Only the text carries over: repeat the records exactly and drop the images.

- _Extracted records_
= Beginning of Section =
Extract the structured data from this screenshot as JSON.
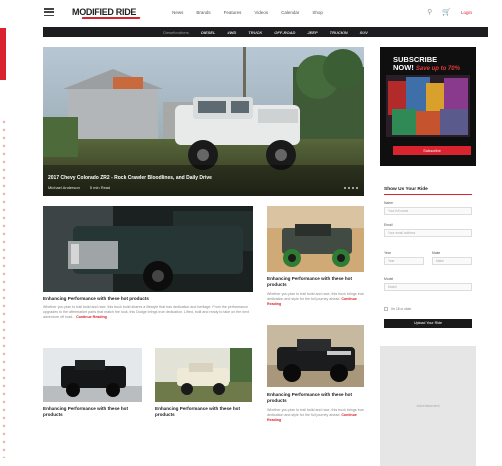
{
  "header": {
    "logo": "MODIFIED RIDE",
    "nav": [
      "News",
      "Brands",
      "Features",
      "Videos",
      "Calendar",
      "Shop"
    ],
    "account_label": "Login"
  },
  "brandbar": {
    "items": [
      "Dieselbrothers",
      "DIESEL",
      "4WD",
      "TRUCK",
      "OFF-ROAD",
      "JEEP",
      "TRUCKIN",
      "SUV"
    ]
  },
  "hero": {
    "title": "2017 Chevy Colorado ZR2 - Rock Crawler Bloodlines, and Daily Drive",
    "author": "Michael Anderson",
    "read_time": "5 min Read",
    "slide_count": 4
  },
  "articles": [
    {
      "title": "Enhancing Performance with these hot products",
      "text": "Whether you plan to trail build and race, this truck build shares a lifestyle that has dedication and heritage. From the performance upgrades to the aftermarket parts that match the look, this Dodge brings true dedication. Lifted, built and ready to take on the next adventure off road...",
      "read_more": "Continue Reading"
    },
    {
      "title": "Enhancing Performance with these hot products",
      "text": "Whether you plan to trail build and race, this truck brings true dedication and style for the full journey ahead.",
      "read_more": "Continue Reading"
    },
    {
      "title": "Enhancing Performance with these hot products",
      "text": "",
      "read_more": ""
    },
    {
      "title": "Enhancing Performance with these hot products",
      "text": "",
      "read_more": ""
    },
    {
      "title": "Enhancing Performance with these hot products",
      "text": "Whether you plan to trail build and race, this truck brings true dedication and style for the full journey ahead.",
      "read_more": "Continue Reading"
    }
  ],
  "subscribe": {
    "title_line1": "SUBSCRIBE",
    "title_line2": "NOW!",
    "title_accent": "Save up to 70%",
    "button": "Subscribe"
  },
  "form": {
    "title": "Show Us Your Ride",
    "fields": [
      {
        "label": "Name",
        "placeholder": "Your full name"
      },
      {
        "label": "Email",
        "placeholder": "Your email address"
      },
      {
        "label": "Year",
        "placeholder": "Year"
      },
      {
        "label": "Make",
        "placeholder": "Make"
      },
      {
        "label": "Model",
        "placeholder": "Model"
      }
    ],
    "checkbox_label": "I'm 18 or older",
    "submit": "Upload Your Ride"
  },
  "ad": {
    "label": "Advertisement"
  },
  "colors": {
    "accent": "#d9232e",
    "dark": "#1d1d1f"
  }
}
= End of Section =
- _Output for this task_
Extract the structured data from this screenshot as JSON.
{
  "header": {
    "logo": "MODIFIED RIDE",
    "nav": [
      "News",
      "Brands",
      "Features",
      "Videos",
      "Calendar",
      "Shop"
    ],
    "account_label": "Login"
  },
  "brandbar": {
    "items": [
      "Dieselbrothers",
      "DIESEL",
      "4WD",
      "TRUCK",
      "OFF-ROAD",
      "JEEP",
      "TRUCKIN",
      "SUV"
    ]
  },
  "hero": {
    "title": "2017 Chevy Colorado ZR2 - Rock Crawler Bloodlines, and Daily Drive",
    "author": "Michael Anderson",
    "read_time": "5 min Read",
    "slide_count": 4
  },
  "articles": [
    {
      "title": "Enhancing Performance with these hot products",
      "text": "Whether you plan to trail build and race, this truck build shares a lifestyle that has dedication and heritage. From the performance upgrades to the aftermarket parts that match the look, this Dodge brings true dedication. Lifted, built and ready to take on the next adventure off road...",
      "read_more": "Continue Reading"
    },
    {
      "title": "Enhancing Performance with these hot products",
      "text": "Whether you plan to trail build and race, this truck brings true dedication and style for the full journey ahead.",
      "read_more": "Continue Reading"
    },
    {
      "title": "Enhancing Performance with these hot products",
      "text": "",
      "read_more": ""
    },
    {
      "title": "Enhancing Performance with these hot products",
      "text": "",
      "read_more": ""
    },
    {
      "title": "Enhancing Performance with these hot products",
      "text": "Whether you plan to trail build and race, this truck brings true dedication and style for the full journey ahead.",
      "read_more": "Continue Reading"
    }
  ],
  "subscribe": {
    "title_line1": "SUBSCRIBE",
    "title_line2": "NOW!",
    "title_accent": "Save up to 70%",
    "button": "Subscribe"
  },
  "form": {
    "title": "Show Us Your Ride",
    "fields": [
      {
        "label": "Name",
        "placeholder": "Your full name"
      },
      {
        "label": "Email",
        "placeholder": "Your email address"
      },
      {
        "label": "Year",
        "placeholder": "Year"
      },
      {
        "label": "Make",
        "placeholder": "Make"
      },
      {
        "label": "Model",
        "placeholder": "Model"
      }
    ],
    "checkbox_label": "I'm 18 or older",
    "submit": "Upload Your Ride"
  },
  "ad": {
    "label": "Advertisement"
  },
  "colors": {
    "accent": "#d9232e",
    "dark": "#1d1d1f"
  }
}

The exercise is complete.